The Minimally Invasive Manipulator (MIM) copies the movements of the hands of the surgeon to the tip of the instrument inside the operating area. The movement is mechanically copied using cables and pulleys. When the surgeon grasps and holds an object, the friction inside the MIM increases and distorts the force feedback in the remaining degrees of freedom. The increased friction is the result of the reaction forces on the cables and pulleys due to the required pinch force to hold the object.
The goal of this report is to present two designs for a bi-stable compliant grasper. The grasper will have two stable positions: open and closed. In those positions there is no need for an actuation force from the surgeon. When the grasper is closed, it will produce enough pinch force to hold an object.
The first design is a compliant grasper combined with bi-stable beam. Both the grasper and bi-stable element will be a planer design. A large scale prototype is presented and evaluated. The prototype showed bi-stable behavior over a range of 8 mm. Using finite element modeling, dimensions for a bi-stable beam suitable for the MIM are found.
The second design uses a disc spring as bi-stable element. This design is a 3D design, and is on the scale of the MIM. An ANSYS model and a database were validated. Using the model and database disc spring with suitable dimensions for the MIM scale was found. Two disc springs in parallel were needed to make a bi-stable compliant grasper.
Both the bi-stable beam and the disc spring can be used in the design for a bi-stable grasper. The bi-stable beam is more effectively creating negative stiffness inside a circular space. As a result, it should be able to produce more force and/or stroke in the same volume as a disc spring.
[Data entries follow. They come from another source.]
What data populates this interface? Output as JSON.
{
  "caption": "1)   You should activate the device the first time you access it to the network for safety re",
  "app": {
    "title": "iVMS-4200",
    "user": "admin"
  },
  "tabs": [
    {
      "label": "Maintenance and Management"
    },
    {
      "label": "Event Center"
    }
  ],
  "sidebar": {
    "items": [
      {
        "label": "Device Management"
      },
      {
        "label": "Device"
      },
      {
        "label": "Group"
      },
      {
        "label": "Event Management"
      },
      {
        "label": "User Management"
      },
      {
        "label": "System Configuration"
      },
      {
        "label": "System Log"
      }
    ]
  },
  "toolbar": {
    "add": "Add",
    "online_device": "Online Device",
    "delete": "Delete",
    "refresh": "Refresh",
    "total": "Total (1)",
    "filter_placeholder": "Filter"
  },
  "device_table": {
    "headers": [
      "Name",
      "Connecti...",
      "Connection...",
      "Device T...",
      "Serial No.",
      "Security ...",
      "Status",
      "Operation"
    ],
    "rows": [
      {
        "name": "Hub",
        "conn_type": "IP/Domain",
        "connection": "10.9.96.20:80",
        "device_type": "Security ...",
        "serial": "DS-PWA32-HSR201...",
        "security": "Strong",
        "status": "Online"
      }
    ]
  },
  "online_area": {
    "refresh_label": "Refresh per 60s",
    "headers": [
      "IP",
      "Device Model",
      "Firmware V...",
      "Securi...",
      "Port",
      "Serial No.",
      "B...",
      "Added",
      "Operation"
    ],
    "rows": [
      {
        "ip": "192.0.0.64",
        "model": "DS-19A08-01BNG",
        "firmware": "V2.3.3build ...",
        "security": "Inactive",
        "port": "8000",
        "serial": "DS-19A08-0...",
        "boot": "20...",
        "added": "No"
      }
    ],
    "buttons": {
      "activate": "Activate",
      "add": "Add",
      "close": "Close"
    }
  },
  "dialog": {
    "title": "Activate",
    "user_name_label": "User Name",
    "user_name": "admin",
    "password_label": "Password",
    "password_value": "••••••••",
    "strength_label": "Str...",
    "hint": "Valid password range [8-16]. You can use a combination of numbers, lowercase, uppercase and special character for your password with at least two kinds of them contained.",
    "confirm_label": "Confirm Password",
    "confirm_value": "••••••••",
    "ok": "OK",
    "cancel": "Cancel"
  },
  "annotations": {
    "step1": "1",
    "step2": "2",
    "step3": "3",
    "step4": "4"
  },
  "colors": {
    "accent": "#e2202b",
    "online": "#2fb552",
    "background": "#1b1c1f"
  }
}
This makes the bi-stable beam more suitable for use in a bi-stable grasper than a disc spring.